Viruses are strange things. They’re not alive like you or me. But they behave somewhat that way—spreading, growing, appearing in new forms. How can this be?
There’s a lot scientists don’t know yet about the new coronavirus. But they do know a lot about how viruses work and make people sick.
To learn more, I talked to Sylvia Omulo, a scientist specializing in infectious diseases at Washington State University.
Your body is made of tiny building blocks called cells. Different cells do different types of work. They all follow instructions written in your body: your genes.
Viruses also have genes, but they don’t have cells like you or me. Instead, they rely on other creatures’ cells to come “alive.”
“A virus is a particle of genetic material that causes an infection by invading a cell,” Omulo explained. “It’s extremely small, smaller than a cell.”

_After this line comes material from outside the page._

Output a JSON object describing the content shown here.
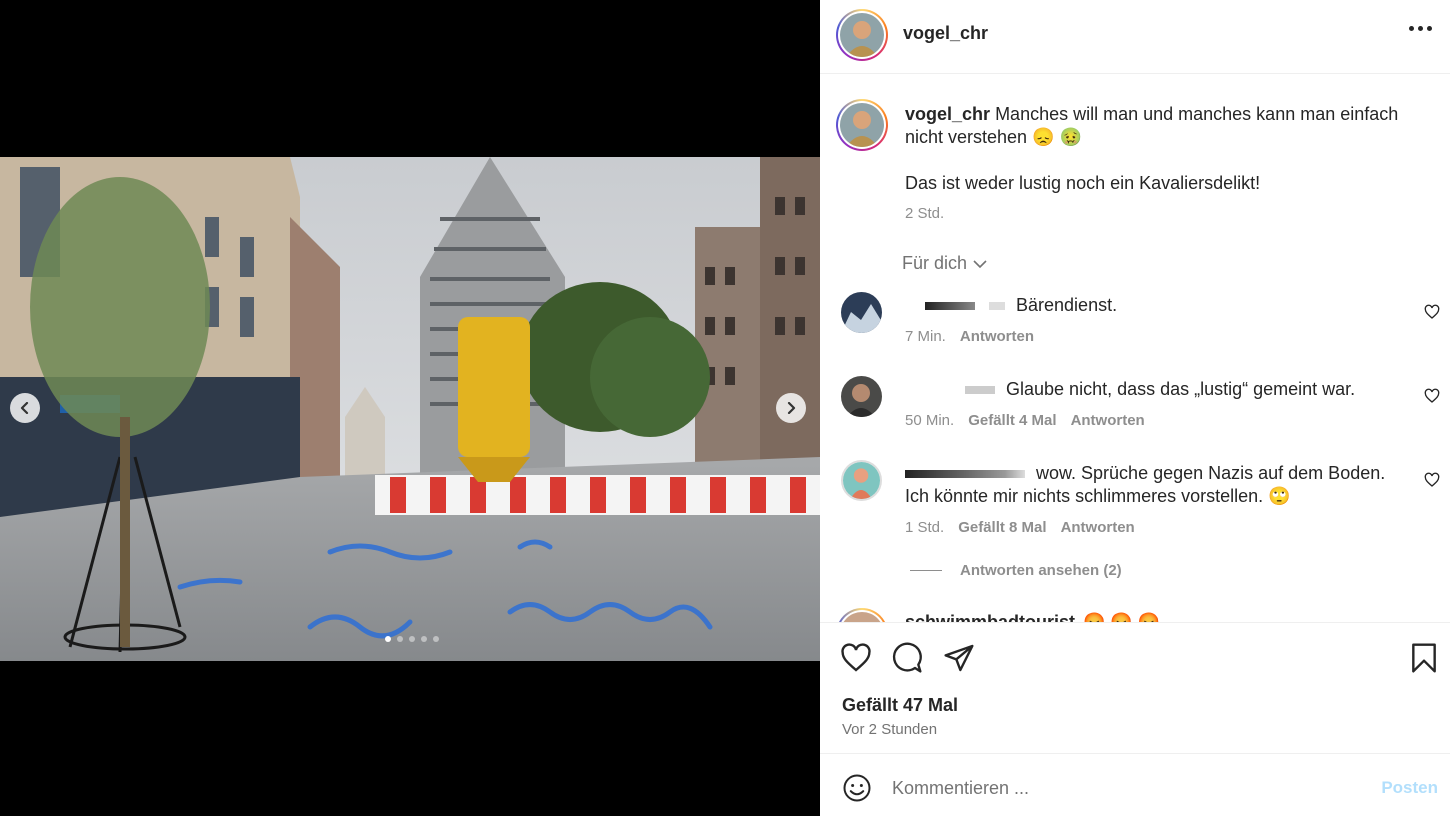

You can think of a virus particle like a letter with bad news, tucked inside an envelope. Layers of protein (the envelope) cover a bundle of genes (the letter), protecting it until it’s ready to be opened and read.
Virus particles spread through the air or on surfaces. They cause infections if they get inside someone’s body. The envelope opens if the virus enters a creature’s cell, called the “host.” The virus uses its genetic instructions to take over the cell.

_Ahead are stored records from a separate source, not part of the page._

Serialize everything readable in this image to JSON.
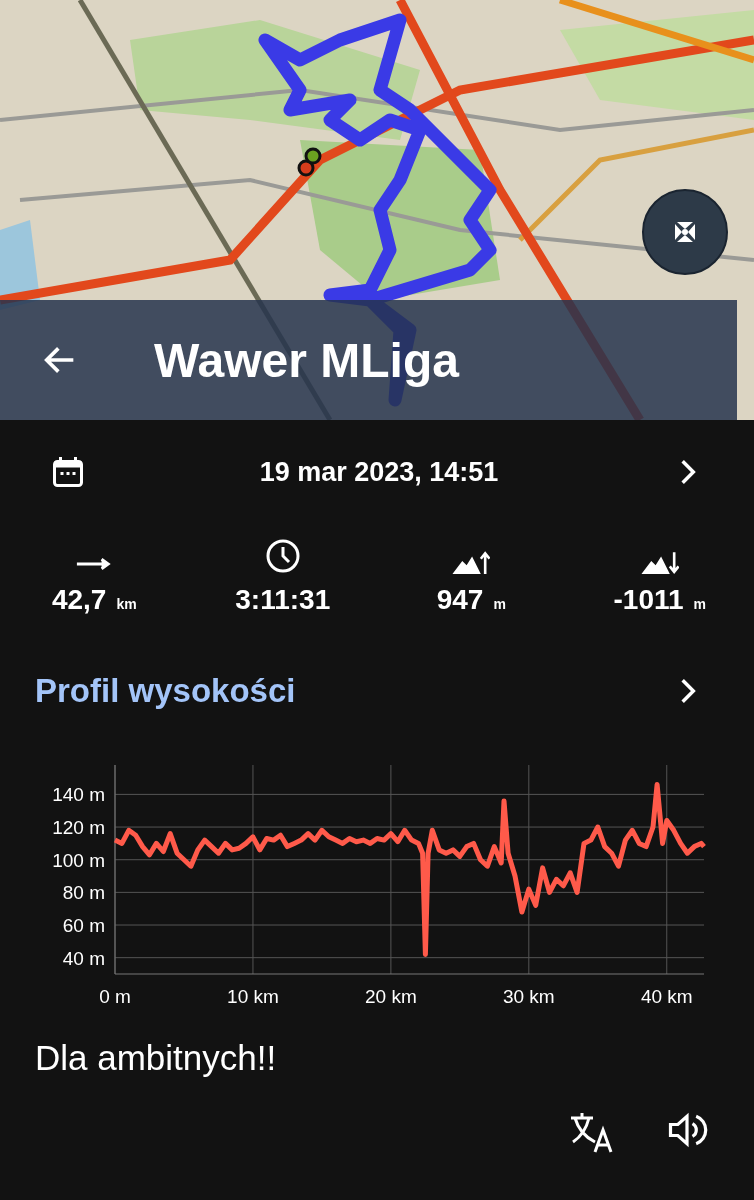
{
  "toolbar": {
    "title": "Wawer MLiga"
  },
  "date": "19 mar 2023, 14:51",
  "stats": [
    {
      "kind": "distance",
      "value": "42,7",
      "unit": "km"
    },
    {
      "kind": "duration",
      "value": "3:11:31"
    },
    {
      "kind": "ascent",
      "value": "947",
      "unit": "m"
    },
    {
      "kind": "descent",
      "value": "-1011",
      "unit": "m"
    }
  ],
  "elevation": {
    "title": "Profil wysokości",
    "chart_data": {
      "type": "line",
      "grid": true,
      "xlim": [
        0,
        42.7
      ],
      "ylim": [
        30,
        158
      ],
      "xticks": [
        {
          "value": 0,
          "label": "0 m"
        },
        {
          "value": 10,
          "label": "10 km"
        },
        {
          "value": 20,
          "label": "20 km"
        },
        {
          "value": 30,
          "label": "30 km"
        },
        {
          "value": 40,
          "label": "40 km"
        }
      ],
      "yticks": [
        {
          "value": 40,
          "label": "40 m"
        },
        {
          "value": 60,
          "label": "60 m"
        },
        {
          "value": 80,
          "label": "80 m"
        },
        {
          "value": 100,
          "label": "100 m"
        },
        {
          "value": 120,
          "label": "120 m"
        },
        {
          "value": 140,
          "label": "140 m"
        }
      ],
      "x": [
        0,
        0.5,
        1,
        1.5,
        2,
        2.5,
        3,
        3.5,
        4,
        4.5,
        5,
        5.5,
        6,
        6.5,
        7,
        7.5,
        8,
        8.5,
        9,
        9.5,
        10,
        10.5,
        11,
        11.5,
        12,
        12.5,
        13,
        13.5,
        14,
        14.5,
        15,
        15.5,
        16,
        16.5,
        17,
        17.5,
        18,
        18.5,
        19,
        19.5,
        20,
        20.5,
        21,
        21.5,
        22,
        22.3,
        22.5,
        22.7,
        23,
        23.5,
        24,
        24.5,
        25,
        25.5,
        26,
        26.5,
        27,
        27.5,
        28,
        28.2,
        28.5,
        29,
        29.5,
        30,
        30.5,
        31,
        31.5,
        32,
        32.5,
        33,
        33.5,
        34,
        34.5,
        35,
        35.5,
        36,
        36.5,
        37,
        37.5,
        38,
        38.5,
        39,
        39.3,
        39.7,
        40,
        40.5,
        41,
        41.5,
        42,
        42.5,
        42.7
      ],
      "series": [
        {
          "color": "#ff5a4a",
          "values": [
            112,
            110,
            118,
            115,
            108,
            103,
            110,
            105,
            116,
            104,
            100,
            96,
            106,
            112,
            108,
            104,
            110,
            106,
            107,
            110,
            114,
            106,
            113,
            112,
            115,
            108,
            110,
            112,
            116,
            112,
            118,
            114,
            112,
            110,
            113,
            111,
            112,
            110,
            113,
            112,
            116,
            111,
            118,
            112,
            110,
            104,
            42,
            104,
            118,
            106,
            104,
            106,
            102,
            108,
            110,
            100,
            96,
            108,
            98,
            136,
            104,
            90,
            68,
            82,
            72,
            95,
            80,
            88,
            84,
            92,
            80,
            110,
            112,
            120,
            108,
            104,
            96,
            112,
            118,
            110,
            108,
            120,
            146,
            110,
            124,
            118,
            110,
            104,
            108,
            110,
            108
          ]
        }
      ]
    }
  },
  "description": "Dla ambitnych!!"
}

The virus disrupts the cell’s usual work, Omulo said, using its resources to make copies of itself. Those virus copies invade other cells, repeating the process. The host becomes sick as a result.
Usually, the virus copies itself exactly. But because viruses have genes, they also evolve over time. This means they’re changing, even as they’re making copies of themselves. That’s part of how new virus forms emerge.
Viruses have been around for millions of years, much longer than humans. Some only affect plants or bacteria. Some affect only some animals.
Other viruses spread from animals to humans. Omulo explained this is one way “new” viruses appear. A virus might affect humans, but not the animals carrying it. If it gets the opportunity to jump to humans, it can make them sick.
But remember: a virus isn’t alive on its own. It needs an opportunity to enter a cell. It’s your job to ruin that opportunity.
When you wash your hands with soap, you rub off the virus’s “envelope.” The bad news can’t go anywhere. When you keep distance from others, you close your “mailbox.” Virus particles can’t enter your cells or anyone else’s.
Without a host, a virus can’t do anything. That’s why it’s so important not to give the virus that chance.
Stay safe and stay curious,